Historically Ct. had a lot of advantages that made it suitable for manufacturing. These included a large protected coastline, lots of navigable rivers, extensive hardwood forests, and a large deposit of iron ore. This resulted in many businesses including mill works, tanneries, ship building, and metal working. Ct. made the best quality iron in the world and it was also the largest brass producer. Waterbury alone produced 80% of the brass used in the world. As time went on Ct. became a world leader in clock making, firearms, and in the development of mass production techniques and machine tools. The whole concept of interchangeable parts was developed in Ct. All this lasted for about 200 years, but by the end of the 1800s, most of the iron ore was gone, and the forests were depleted. By the mid 20th century, most of the rivers were polluted with dangerous toxins which led to the shutting down of major industries. The entire Naugatuck river valley still contains many contaminated sites.

Arlo then talked about Reliable Silver Corp. They fabricate silver products, mainly for industrial use including wire, electroplating anodes, chemicals, and various alloys. The company maintains its competitive advantage by utilizing low cost equipment, natural gas for fuel, and a dedicated and experienced work force. Arlo also is somewhat of an expert in managing commodity pricing which is vital to his success. Since 2009 sales are up 150%, the customer base has increased by 100, and employment has increased 50%. This year they have developed silver coated bandages and silver treated clothing, both of which are anti-bacterial because of the free electrons that kill bacteria.

During Q&A he made the following points:

1. The higher tax rates in Ct. are not a major issue. As long as his business is growing he will continue to hire.

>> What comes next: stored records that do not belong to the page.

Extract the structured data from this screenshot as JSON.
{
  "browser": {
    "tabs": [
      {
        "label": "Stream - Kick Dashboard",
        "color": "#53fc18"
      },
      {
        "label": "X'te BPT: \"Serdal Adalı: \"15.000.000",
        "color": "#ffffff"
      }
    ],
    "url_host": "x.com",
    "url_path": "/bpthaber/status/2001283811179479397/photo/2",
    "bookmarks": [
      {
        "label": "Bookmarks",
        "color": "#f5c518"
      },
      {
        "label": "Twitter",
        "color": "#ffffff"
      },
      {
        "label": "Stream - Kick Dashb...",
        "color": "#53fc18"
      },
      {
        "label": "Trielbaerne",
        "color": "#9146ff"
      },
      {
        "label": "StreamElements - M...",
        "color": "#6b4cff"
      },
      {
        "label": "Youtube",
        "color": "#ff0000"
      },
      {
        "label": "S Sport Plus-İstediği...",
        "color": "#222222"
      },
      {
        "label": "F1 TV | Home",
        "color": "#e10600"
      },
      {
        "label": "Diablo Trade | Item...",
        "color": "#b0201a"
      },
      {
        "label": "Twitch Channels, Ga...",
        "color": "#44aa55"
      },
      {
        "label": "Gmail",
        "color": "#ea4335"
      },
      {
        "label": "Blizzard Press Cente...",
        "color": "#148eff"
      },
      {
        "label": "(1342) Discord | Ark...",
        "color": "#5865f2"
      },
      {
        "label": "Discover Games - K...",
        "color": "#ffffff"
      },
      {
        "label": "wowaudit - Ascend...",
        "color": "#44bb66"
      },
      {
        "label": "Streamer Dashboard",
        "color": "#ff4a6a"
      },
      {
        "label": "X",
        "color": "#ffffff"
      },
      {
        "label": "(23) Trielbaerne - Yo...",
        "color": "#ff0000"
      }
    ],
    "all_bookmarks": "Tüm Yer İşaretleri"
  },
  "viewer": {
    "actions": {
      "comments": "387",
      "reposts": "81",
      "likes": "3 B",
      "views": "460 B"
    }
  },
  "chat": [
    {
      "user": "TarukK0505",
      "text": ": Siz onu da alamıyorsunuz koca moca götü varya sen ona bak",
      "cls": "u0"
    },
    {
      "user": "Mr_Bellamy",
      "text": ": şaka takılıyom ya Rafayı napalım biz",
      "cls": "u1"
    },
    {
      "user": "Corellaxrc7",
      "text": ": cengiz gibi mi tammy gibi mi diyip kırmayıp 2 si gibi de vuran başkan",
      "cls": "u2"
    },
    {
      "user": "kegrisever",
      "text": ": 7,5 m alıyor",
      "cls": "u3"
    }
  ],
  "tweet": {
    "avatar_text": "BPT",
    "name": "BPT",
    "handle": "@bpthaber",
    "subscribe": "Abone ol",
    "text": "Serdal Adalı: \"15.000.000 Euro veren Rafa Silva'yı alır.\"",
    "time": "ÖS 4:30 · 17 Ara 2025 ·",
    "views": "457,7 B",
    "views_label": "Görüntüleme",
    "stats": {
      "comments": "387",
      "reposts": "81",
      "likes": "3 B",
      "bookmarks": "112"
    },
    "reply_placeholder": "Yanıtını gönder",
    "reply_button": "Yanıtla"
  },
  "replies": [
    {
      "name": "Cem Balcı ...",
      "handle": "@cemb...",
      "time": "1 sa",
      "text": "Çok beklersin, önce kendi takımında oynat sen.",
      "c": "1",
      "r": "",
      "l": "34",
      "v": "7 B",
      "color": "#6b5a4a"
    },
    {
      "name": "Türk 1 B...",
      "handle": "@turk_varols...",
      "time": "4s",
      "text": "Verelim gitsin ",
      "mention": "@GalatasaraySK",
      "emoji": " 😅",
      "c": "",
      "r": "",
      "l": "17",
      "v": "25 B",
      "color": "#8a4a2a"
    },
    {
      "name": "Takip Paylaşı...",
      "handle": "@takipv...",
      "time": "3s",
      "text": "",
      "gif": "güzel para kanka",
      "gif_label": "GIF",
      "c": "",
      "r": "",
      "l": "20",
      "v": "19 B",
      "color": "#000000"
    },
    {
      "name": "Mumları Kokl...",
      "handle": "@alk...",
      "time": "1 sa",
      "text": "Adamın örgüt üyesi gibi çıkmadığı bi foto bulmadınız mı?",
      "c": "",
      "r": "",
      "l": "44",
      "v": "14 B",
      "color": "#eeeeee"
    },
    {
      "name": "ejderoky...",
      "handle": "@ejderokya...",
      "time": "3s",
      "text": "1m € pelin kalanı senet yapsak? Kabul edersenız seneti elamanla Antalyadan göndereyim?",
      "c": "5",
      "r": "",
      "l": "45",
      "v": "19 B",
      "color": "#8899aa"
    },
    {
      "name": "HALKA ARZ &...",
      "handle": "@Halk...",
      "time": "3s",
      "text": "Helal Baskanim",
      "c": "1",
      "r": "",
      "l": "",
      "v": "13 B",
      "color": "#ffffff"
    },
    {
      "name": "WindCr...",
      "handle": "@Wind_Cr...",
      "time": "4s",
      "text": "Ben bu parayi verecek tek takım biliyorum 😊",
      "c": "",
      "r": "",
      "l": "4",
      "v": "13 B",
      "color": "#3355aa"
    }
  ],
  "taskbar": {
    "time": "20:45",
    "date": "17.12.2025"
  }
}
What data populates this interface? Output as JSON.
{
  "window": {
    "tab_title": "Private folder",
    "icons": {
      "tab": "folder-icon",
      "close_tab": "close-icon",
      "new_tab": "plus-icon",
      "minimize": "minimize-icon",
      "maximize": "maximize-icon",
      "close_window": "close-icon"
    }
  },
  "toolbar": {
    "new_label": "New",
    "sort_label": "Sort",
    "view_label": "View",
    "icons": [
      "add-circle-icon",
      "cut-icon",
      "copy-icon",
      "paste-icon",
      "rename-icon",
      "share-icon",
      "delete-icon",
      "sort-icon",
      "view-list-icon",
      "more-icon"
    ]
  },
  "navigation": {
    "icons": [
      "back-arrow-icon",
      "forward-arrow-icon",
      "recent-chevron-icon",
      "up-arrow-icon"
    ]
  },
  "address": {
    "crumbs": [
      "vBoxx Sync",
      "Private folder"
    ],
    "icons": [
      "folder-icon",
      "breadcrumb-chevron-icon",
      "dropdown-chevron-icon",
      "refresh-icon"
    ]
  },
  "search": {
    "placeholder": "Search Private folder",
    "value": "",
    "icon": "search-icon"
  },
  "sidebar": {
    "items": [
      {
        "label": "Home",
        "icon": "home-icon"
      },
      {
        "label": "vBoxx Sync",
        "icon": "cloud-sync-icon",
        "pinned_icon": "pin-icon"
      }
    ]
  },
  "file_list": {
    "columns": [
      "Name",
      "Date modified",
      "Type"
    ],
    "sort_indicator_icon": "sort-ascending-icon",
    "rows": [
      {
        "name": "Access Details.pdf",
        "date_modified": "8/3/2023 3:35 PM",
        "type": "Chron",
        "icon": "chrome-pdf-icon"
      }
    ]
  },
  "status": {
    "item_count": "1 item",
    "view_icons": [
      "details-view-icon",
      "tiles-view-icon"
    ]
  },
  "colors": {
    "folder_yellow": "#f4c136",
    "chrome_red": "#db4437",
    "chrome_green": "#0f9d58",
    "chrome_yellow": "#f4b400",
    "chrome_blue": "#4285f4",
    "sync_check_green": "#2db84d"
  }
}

2. He can compete with China because shipping silver is very expensive and therefore offshore companies have a disadvantage.

3. Waterbury will never come back to where it was. They lost over 25,000 workers in the brass industry alone.

4. The demand for silver is growing even though the amount used in photography has fallen 80% in just the last 10 years. Its properties as the best conductor of electricity and heat (except for gold) becomes more and more important as electronics shrink in size and the need to get the heat out of circuits increases.

5. Over 1 billion ounces of silver are produced each year. Of that,160 million ounces are held by investors. As long as investors keep buying the price should go up and it could be a good investment. But if they start to sell, the price can fall like a rock!

Thank you Brian for another interesting and enjoyable speaker!